## INSTRUCTIONS FOR THE TASK
Using the entries that follow, report the number of lines that include the string "icon", without any other text.

## Dataset rows for apps and sites

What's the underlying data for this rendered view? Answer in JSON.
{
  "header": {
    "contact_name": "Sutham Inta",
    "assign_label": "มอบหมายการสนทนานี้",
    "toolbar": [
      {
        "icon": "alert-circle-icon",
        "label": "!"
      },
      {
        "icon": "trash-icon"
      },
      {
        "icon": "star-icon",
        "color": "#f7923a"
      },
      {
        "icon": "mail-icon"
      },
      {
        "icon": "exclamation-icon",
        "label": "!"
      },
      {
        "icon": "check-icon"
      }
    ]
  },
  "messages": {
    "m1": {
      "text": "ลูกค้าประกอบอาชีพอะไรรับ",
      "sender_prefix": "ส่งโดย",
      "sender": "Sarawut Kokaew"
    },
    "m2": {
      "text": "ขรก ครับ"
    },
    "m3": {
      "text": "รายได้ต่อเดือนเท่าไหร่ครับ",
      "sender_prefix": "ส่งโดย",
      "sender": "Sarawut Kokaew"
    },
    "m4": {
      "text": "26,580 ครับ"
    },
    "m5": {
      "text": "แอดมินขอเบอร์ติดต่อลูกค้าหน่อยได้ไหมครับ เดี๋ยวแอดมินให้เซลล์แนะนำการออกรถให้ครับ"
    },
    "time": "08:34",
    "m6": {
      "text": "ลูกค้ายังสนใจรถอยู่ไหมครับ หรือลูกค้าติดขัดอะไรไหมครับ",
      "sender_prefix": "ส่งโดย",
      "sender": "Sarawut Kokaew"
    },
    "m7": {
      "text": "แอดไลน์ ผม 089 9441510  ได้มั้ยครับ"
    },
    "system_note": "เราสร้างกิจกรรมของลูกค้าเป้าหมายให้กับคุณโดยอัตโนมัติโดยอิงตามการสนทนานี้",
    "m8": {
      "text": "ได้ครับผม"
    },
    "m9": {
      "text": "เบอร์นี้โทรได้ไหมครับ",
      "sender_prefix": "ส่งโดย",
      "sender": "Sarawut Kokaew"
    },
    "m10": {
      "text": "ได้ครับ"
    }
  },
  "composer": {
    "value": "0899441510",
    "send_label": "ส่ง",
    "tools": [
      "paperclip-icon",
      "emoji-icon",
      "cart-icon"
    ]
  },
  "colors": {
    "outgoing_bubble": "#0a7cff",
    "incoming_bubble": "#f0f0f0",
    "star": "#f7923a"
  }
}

## RESPONSE AREA
9